Segment Start: INPUT FOR THIS TASK

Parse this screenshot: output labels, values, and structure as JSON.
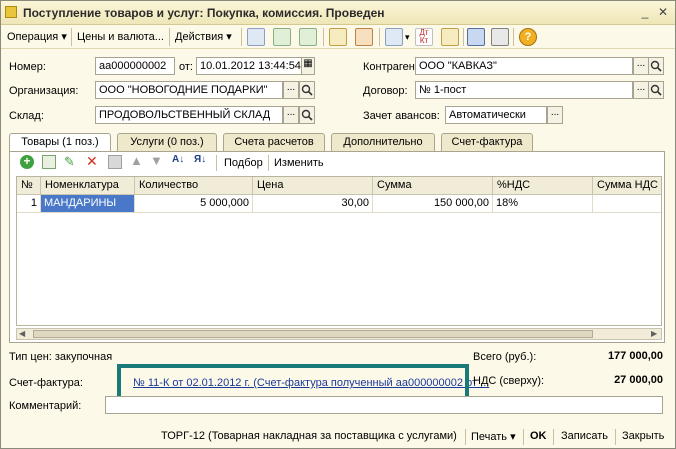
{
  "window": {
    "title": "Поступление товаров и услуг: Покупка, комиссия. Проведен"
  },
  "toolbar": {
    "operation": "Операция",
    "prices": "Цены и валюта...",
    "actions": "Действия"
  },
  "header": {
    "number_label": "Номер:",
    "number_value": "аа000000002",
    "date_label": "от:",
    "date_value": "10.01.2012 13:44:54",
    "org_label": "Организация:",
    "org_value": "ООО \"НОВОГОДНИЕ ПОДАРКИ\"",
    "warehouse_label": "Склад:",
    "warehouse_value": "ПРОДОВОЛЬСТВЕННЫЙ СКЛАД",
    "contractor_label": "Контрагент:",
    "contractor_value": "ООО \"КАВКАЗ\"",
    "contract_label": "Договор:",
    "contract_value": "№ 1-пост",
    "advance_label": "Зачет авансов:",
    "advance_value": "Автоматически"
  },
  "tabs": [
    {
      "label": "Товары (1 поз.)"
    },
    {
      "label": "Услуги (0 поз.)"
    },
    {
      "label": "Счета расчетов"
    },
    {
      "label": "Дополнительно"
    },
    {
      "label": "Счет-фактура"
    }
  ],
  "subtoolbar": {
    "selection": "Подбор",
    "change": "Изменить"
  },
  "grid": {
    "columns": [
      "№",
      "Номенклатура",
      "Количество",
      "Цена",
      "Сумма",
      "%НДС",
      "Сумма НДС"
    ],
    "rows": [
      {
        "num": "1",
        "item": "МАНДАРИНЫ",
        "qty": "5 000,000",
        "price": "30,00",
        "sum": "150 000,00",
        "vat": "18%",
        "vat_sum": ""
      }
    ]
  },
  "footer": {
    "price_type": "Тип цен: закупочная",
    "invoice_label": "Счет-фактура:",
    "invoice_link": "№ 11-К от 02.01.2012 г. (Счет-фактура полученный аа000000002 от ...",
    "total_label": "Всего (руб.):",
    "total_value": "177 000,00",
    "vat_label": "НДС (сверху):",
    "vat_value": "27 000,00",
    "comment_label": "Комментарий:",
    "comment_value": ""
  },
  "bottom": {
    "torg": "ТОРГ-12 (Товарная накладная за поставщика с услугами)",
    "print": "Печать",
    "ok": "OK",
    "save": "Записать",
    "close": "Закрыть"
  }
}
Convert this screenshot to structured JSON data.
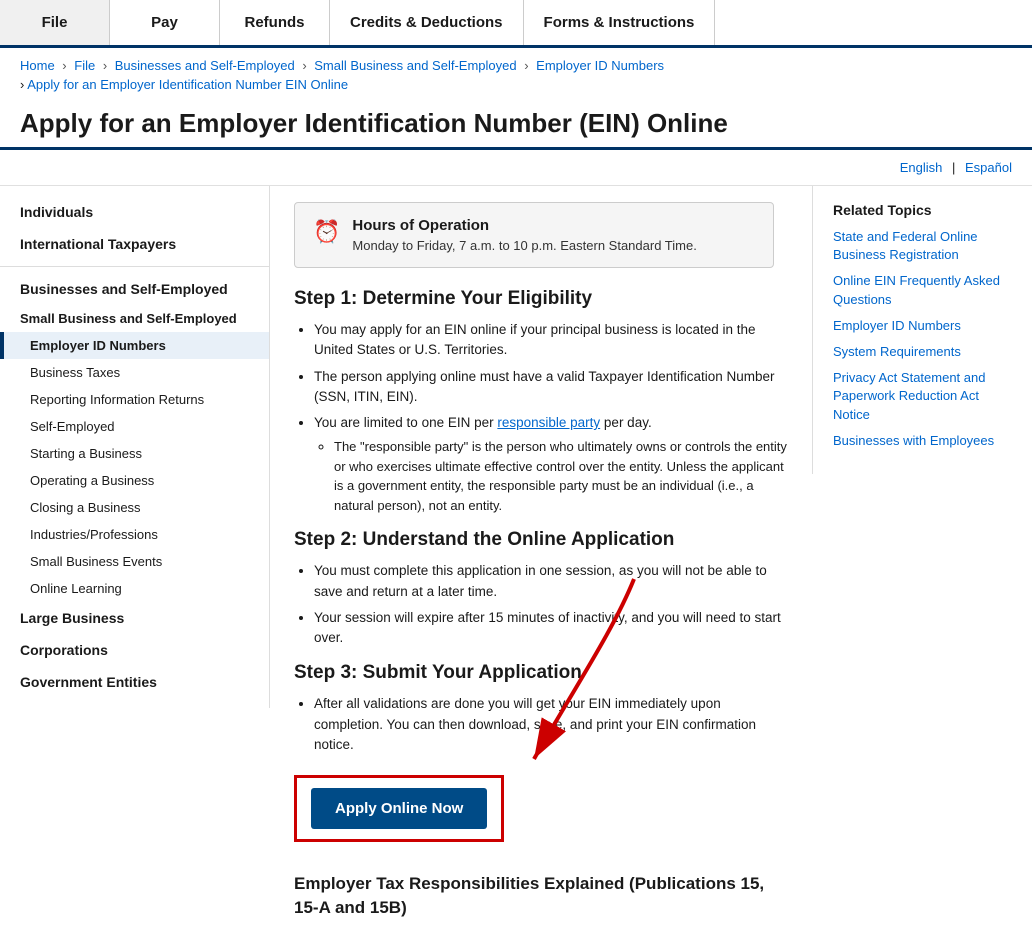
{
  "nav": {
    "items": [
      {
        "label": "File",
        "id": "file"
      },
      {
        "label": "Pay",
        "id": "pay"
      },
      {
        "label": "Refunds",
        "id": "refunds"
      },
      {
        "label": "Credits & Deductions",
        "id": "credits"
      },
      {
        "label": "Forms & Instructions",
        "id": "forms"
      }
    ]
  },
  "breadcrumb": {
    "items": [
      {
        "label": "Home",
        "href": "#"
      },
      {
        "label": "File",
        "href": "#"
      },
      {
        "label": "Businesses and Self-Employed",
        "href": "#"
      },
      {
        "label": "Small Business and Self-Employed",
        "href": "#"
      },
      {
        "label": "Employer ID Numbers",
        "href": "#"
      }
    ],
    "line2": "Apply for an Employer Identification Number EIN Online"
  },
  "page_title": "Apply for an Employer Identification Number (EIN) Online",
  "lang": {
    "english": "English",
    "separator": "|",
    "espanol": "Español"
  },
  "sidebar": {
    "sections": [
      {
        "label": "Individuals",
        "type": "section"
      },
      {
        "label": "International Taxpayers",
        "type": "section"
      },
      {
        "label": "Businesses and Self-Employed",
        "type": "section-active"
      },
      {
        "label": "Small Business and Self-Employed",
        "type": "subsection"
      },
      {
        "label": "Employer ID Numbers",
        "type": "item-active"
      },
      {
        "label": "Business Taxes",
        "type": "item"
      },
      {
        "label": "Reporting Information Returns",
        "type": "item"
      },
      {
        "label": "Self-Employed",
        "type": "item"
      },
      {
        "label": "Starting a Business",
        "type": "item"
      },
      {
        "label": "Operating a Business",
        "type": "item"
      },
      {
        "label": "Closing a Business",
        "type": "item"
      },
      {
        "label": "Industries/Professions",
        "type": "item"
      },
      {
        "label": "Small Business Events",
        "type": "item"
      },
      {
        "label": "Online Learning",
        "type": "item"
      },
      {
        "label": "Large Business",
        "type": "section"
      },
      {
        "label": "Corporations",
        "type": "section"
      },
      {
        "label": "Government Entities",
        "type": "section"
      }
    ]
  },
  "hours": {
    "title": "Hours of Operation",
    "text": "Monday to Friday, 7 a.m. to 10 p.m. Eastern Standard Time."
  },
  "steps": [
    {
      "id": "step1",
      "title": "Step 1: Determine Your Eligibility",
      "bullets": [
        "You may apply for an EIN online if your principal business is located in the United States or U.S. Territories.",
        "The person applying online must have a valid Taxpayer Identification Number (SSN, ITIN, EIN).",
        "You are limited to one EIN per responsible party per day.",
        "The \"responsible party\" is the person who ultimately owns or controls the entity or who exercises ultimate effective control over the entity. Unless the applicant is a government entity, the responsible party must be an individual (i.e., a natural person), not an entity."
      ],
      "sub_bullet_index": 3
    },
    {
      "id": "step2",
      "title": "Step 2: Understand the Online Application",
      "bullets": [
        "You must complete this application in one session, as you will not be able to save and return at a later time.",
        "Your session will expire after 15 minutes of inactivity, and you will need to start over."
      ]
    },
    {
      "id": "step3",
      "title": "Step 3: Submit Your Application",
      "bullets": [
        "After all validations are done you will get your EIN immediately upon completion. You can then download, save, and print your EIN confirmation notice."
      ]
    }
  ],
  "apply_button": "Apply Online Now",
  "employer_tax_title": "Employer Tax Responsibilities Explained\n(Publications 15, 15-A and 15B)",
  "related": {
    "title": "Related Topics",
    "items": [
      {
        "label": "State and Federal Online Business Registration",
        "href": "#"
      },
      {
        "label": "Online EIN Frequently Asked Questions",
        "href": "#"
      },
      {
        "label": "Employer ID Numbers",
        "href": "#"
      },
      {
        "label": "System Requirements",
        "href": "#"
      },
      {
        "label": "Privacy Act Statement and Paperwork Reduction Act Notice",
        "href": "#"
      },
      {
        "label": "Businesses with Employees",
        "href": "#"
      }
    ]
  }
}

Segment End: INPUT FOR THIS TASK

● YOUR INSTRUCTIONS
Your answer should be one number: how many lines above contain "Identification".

● COMPLETED EXERCISE
3